Rabat – Egyptian preacher Amr Khaled became the laughing stock of social media after he filmed himself in the sacred mosque of Mecca praying for his Facebook fans.
Internet users in Egypt and the Arab world have raged against the famous tele-preacher Amr Khaled for his use of social networks during his pilgrimage to Mecca. A storm of discontent and sarcasm that brings together conservatives and protesters.
A video posted by the Egyptian “telecoranist” on social networks has provoked a wave of protest. It shows the man in tears praying God to the wishes of anyone who would comment on his Facebook page.
Hands cupped to the heavens, face up and eyes closed, the controversial preacher repeats over and over in a quivering voice: “May Allah bless my followers, I swear as Allah is my witness that I love all the followers of my [Facebook] page, may Allah answer their prayers.”
Khaled goes on in the same tone: “Dear Allah I beg of you to answer the prayers of my followers this holy Eid.”
Khaled’s prayers were indeed heard, but did not appear to have the desired effect. For social media users, the preacher’s “performance” was overly exaggerated. Some even went as far as accuse him of “trading with religion” to gain more followers.

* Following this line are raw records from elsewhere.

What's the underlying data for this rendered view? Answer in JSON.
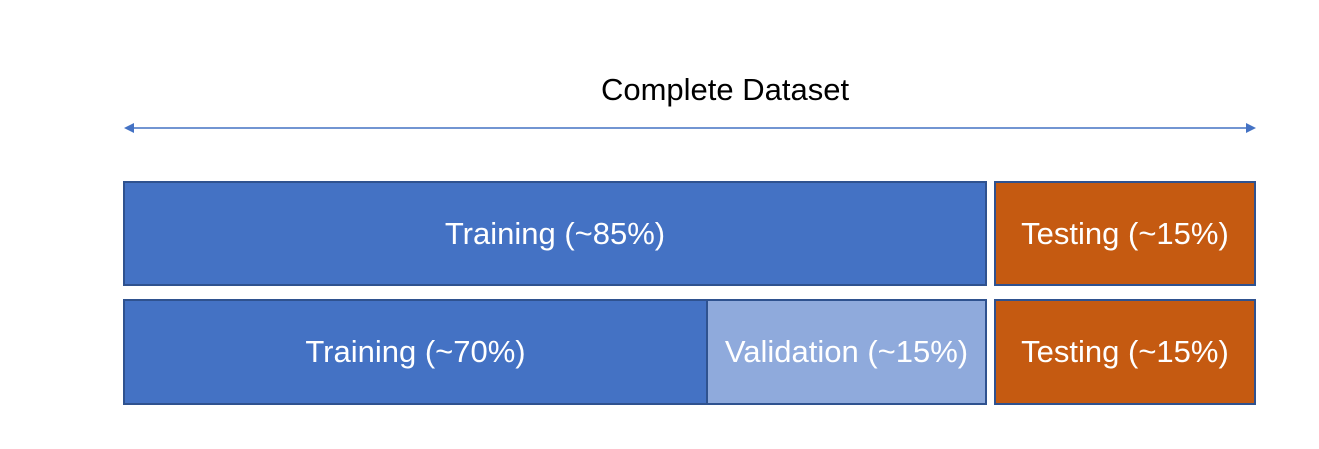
{
  "title": "Complete Dataset",
  "colors": {
    "training": "#4472c4",
    "validation": "#8faadc",
    "testing": "#c55a11",
    "border": "#2f528f",
    "arrow": "#4472c4"
  },
  "split_1": {
    "training_label": "Training (~85%)",
    "testing_label": "Testing (~15%)"
  },
  "split_2": {
    "training_label": "Training (~70%)",
    "validation_label": "Validation (~15%)",
    "testing_label": "Testing (~15%)"
  }
}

With more than 8 million people subscribed to his Twitter account and 28 million followers on his Facebook page, these legions of disciples, usually young, did not prevent thousands of Internet users from attacking Amr Khaled accused of taking advantage of the naivety of his faithful to present himself as the mediator between man and God.

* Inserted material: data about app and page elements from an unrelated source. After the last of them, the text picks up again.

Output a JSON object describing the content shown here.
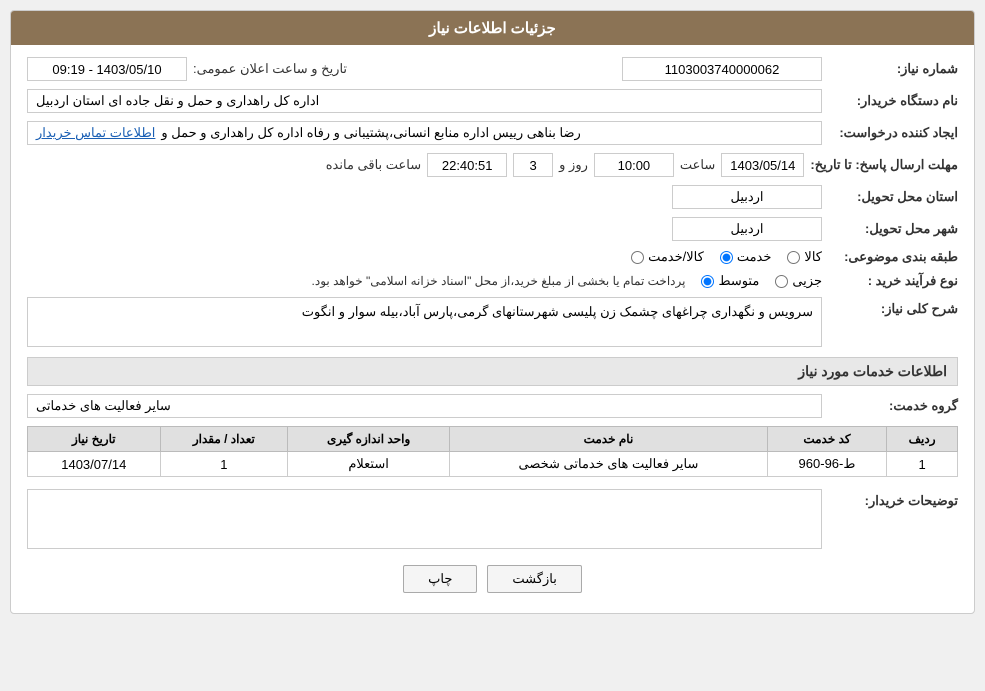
{
  "header": {
    "title": "جزئیات اطلاعات نیاز"
  },
  "fields": {
    "niaz_number_label": "شماره نیاز:",
    "niaz_number_value": "1103003740000062",
    "buyer_org_label": "نام دستگاه خریدار:",
    "buyer_org_value": "اداره کل راهداری و حمل و نقل جاده ای استان اردبیل",
    "creator_label": "ایجاد کننده درخواست:",
    "creator_value": "رضا بناهی رییس اداره منابع انسانی،پشتیبانی و رفاه اداره کل راهداری و حمل و",
    "creator_link": "اطلاعات تماس خریدار",
    "deadline_label": "مهلت ارسال پاسخ: تا تاریخ:",
    "deadline_date": "1403/05/14",
    "deadline_time_label": "ساعت",
    "deadline_time": "10:00",
    "deadline_days_label": "روز و",
    "deadline_days": "3",
    "deadline_remaining_label": "ساعت باقی مانده",
    "deadline_remaining": "22:40:51",
    "province_label": "استان محل تحویل:",
    "province_value": "اردبیل",
    "city_label": "شهر محل تحویل:",
    "city_value": "اردبیل",
    "category_label": "طبقه بندی موضوعی:",
    "category_options": [
      {
        "id": "kala",
        "label": "کالا",
        "checked": false
      },
      {
        "id": "khedmat",
        "label": "خدمت",
        "checked": true
      },
      {
        "id": "kala_khedmat",
        "label": "کالا/خدمت",
        "checked": false
      }
    ],
    "purchase_type_label": "نوع فرآیند خرید :",
    "purchase_type_options": [
      {
        "id": "jozi",
        "label": "جزیی",
        "checked": false
      },
      {
        "id": "motavasset",
        "label": "متوسط",
        "checked": true
      }
    ],
    "purchase_note": "پرداخت تمام یا بخشی از مبلغ خرید،از محل \"اسناد خزانه اسلامی\" خواهد بود.",
    "description_label": "شرح کلی نیاز:",
    "description_value": "سرویس و نگهداری چراغهای چشمک زن پلیسی شهرستانهای گرمی،پارس آباد،بیله سوار و انگوت",
    "services_section_label": "اطلاعات خدمات مورد نیاز",
    "service_group_label": "گروه خدمت:",
    "service_group_value": "سایر فعالیت های خدماتی",
    "table_headers": [
      "ردیف",
      "کد خدمت",
      "نام خدمت",
      "واحد اندازه گیری",
      "تعداد / مقدار",
      "تاریخ نیاز"
    ],
    "table_rows": [
      {
        "row": "1",
        "code": "ط-96-960",
        "name": "سایر فعالیت های خدماتی شخصی",
        "unit": "استعلام",
        "quantity": "1",
        "date": "1403/07/14"
      }
    ],
    "buyer_desc_label": "توضیحات خریدار:",
    "buyer_desc_value": "",
    "btn_back": "بازگشت",
    "btn_print": "چاپ",
    "date_range_label": "تاریخ و ساعت اعلان عمومی:",
    "date_range_value": "1403/05/10 - 09:19"
  }
}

Some went as far as call him a charlatan who seeks only power and accused him of presenting a soft version of Islamism. There were indeed some who defended Khaled, but their number was far less than that of its detractors who quickly turned him into a viral meme.
Khaled took to Twitter to address the merciless mocking he received. “I was sad to see what was trending on social media about my video,” he wrote, “since it was taken out of context to stir controversy about my person.”
— Amr Khaled (@amrkhaled) August 31, 2017
The preacher added that this was not the first time he was victim of such behavior, and he refuted the claims of some that he had excluded all Muslims from his prayers.
“This is an attempt to spark controversy and spread false allegations around my humble person.” concluded Khaled.
As one of the most Muslim “telecoranists” in the Arab world, Khaled took the top spot in Forbes Arabia’s list of the Muslim world’s richest preachers with a cool 2.5 million dollar income in 2007.
According to an editorial by Forbes, religious preaching in the Islamic world has become a major money-spinner not unlike regular businesses. But the magazine said the commercial gain does not reduce the value of the vocation of preaching or the ideas being presented.